Action item - Set down every entry once more, character for character.
%%
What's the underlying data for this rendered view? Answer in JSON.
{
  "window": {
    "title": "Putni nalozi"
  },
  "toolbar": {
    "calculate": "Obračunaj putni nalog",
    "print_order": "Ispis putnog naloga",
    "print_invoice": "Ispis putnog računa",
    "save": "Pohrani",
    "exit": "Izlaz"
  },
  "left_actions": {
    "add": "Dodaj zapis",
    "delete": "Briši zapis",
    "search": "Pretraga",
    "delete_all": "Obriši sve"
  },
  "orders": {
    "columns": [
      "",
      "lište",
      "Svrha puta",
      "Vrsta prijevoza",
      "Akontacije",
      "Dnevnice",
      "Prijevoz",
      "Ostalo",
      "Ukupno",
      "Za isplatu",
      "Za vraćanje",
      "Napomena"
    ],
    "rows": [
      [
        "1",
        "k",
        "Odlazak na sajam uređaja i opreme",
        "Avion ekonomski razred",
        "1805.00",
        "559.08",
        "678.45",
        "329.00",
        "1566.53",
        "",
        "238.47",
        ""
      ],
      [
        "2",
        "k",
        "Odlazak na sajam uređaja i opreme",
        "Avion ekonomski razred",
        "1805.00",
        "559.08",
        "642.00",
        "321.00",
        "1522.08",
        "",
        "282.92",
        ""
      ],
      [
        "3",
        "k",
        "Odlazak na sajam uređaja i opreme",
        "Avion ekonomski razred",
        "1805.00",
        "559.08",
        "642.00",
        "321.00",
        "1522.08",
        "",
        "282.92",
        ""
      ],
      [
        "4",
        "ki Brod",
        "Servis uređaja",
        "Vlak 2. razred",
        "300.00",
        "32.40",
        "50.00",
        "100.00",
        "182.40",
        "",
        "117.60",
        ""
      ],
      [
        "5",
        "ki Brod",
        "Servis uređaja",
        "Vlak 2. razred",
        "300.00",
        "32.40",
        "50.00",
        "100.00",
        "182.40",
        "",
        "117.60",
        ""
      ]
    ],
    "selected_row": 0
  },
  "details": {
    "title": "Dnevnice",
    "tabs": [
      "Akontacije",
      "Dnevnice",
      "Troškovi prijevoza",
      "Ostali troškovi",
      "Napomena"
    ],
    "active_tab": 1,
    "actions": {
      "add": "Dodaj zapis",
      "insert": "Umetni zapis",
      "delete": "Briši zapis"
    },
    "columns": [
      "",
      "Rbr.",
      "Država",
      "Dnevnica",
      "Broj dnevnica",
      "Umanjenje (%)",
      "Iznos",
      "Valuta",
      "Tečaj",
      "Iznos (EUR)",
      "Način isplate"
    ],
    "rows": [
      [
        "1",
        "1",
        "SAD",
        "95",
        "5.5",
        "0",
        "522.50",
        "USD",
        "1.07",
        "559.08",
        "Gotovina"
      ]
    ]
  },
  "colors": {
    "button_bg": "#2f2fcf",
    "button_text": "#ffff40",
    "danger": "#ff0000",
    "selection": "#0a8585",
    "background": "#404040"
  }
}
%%
Task result -
What's the underlying data for this rendered view? Answer in JSON.
{
  "window": {
    "title": "Putni nalozi"
  },
  "toolbar": {
    "calculate": "Obračunaj putni nalog",
    "print_order": "Ispis putnog naloga",
    "print_invoice": "Ispis putnog računa",
    "save": "Pohrani",
    "exit": "Izlaz"
  },
  "left_actions": {
    "add": "Dodaj zapis",
    "delete": "Briši zapis",
    "search": "Pretraga",
    "delete_all": "Obriši sve"
  },
  "orders": {
    "columns": [
      "",
      "lište",
      "Svrha puta",
      "Vrsta prijevoza",
      "Akontacije",
      "Dnevnice",
      "Prijevoz",
      "Ostalo",
      "Ukupno",
      "Za isplatu",
      "Za vraćanje",
      "Napomena"
    ],
    "rows": [
      [
        "1",
        "k",
        "Odlazak na sajam uređaja i opreme",
        "Avion ekonomski razred",
        "1805.00",
        "559.08",
        "678.45",
        "329.00",
        "1566.53",
        "",
        "238.47",
        ""
      ],
      [
        "2",
        "k",
        "Odlazak na sajam uređaja i opreme",
        "Avion ekonomski razred",
        "1805.00",
        "559.08",
        "642.00",
        "321.00",
        "1522.08",
        "",
        "282.92",
        ""
      ],
      [
        "3",
        "k",
        "Odlazak na sajam uređaja i opreme",
        "Avion ekonomski razred",
        "1805.00",
        "559.08",
        "642.00",
        "321.00",
        "1522.08",
        "",
        "282.92",
        ""
      ],
      [
        "4",
        "ki Brod",
        "Servis uređaja",
        "Vlak 2. razred",
        "300.00",
        "32.40",
        "50.00",
        "100.00",
        "182.40",
        "",
        "117.60",
        ""
      ],
      [
        "5",
        "ki Brod",
        "Servis uređaja",
        "Vlak 2. razred",
        "300.00",
        "32.40",
        "50.00",
        "100.00",
        "182.40",
        "",
        "117.60",
        ""
      ]
    ],
    "selected_row": 0
  },
  "details": {
    "title": "Dnevnice",
    "tabs": [
      "Akontacije",
      "Dnevnice",
      "Troškovi prijevoza",
      "Ostali troškovi",
      "Napomena"
    ],
    "active_tab": 1,
    "actions": {
      "add": "Dodaj zapis",
      "insert": "Umetni zapis",
      "delete": "Briši zapis"
    },
    "columns": [
      "",
      "Rbr.",
      "Država",
      "Dnevnica",
      "Broj dnevnica",
      "Umanjenje (%)",
      "Iznos",
      "Valuta",
      "Tečaj",
      "Iznos (EUR)",
      "Način isplate"
    ],
    "rows": [
      [
        "1",
        "1",
        "SAD",
        "95",
        "5.5",
        "0",
        "522.50",
        "USD",
        "1.07",
        "559.08",
        "Gotovina"
      ]
    ]
  },
  "colors": {
    "button_bg": "#2f2fcf",
    "button_text": "#ffff40",
    "danger": "#ff0000",
    "selection": "#0a8585",
    "background": "#404040"
  }
}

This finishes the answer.